as you listen to Sam Rivers’ Involution and expect a parcel,
expect it to contain a dehumidifier. UV index reads 9/10
and a heat warning is in effect. Blinds are drawn, windows shut
and you’ve been watching the drama of leaves
fluttering in the breeze
reflected on the grey wall
as you work out
how to translate
certain key phrases.
You’re waiting for the delivery of a parcel, a dehumidifier
and your dress is magenta, clinging to your damp skin
as you translate certain key phrases
in the book you find impossible to finish,
the phrase about obsessively tracing hands
across the new and old decomposing walls
sitting still in the white space of a room
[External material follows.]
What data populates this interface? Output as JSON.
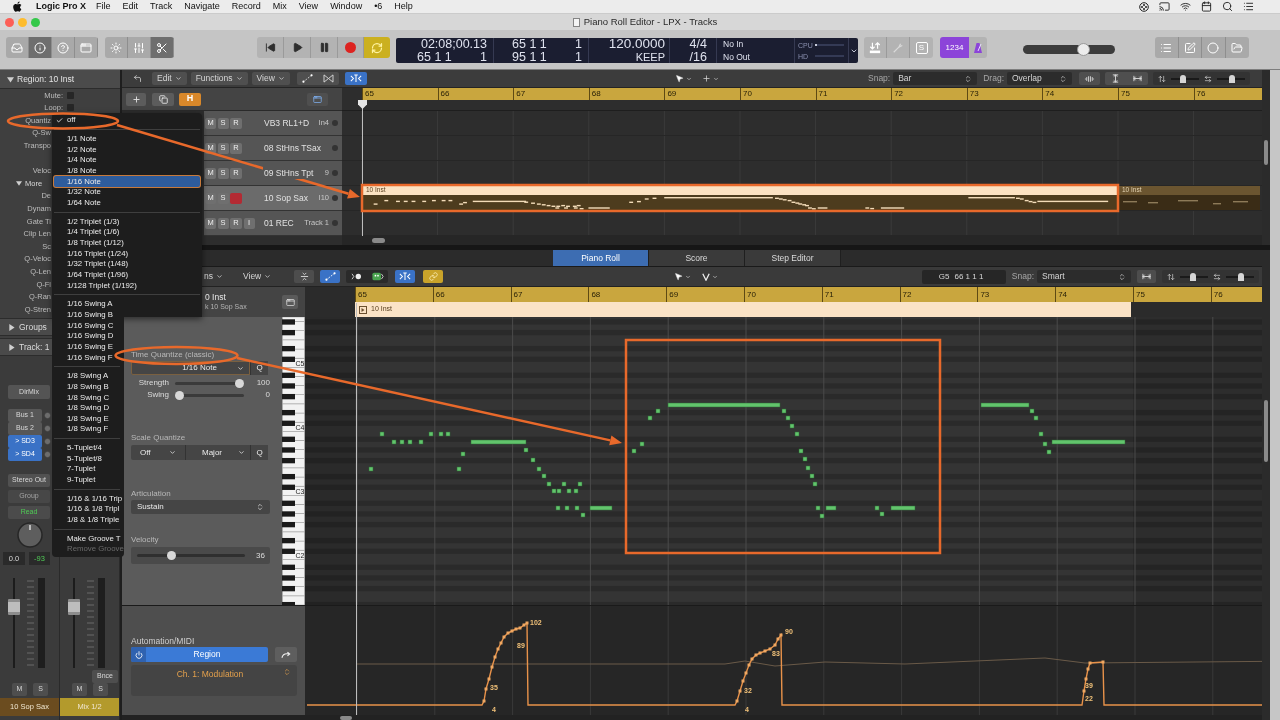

listening obsessively to the rollicking riffs
of Rivers’ Involution.
Key phrases in the evolution of the tenor saxophone,
subtracting oneself from death
like engraving in white-on-black
the risk of a window.
How do we see, exactly?
Heat rises from her middle like frothy magenta foam
on a strawberry milkshake, and she dreams
of fording a river on a steamy night in June,
her blue pencil scrolls, pacing, spacing the words,
the meanings trailing with the ease of jazzic fluidity,
horns, percussion, heat, voices,
the apparent free flow of highly stylized phrases
those of the conversation
those of the hushed
when you tell me the events, the dates, the places, the spaces
you last heard music like this.
The record ends in the shimmering shade
of the living room where the sun lingers
like the risk of a door opening onto the street
where a crowd rears its head and no one hears
the roar of the rivers that scream underground
day in day out, as potholes creak
under the weight of ambulances.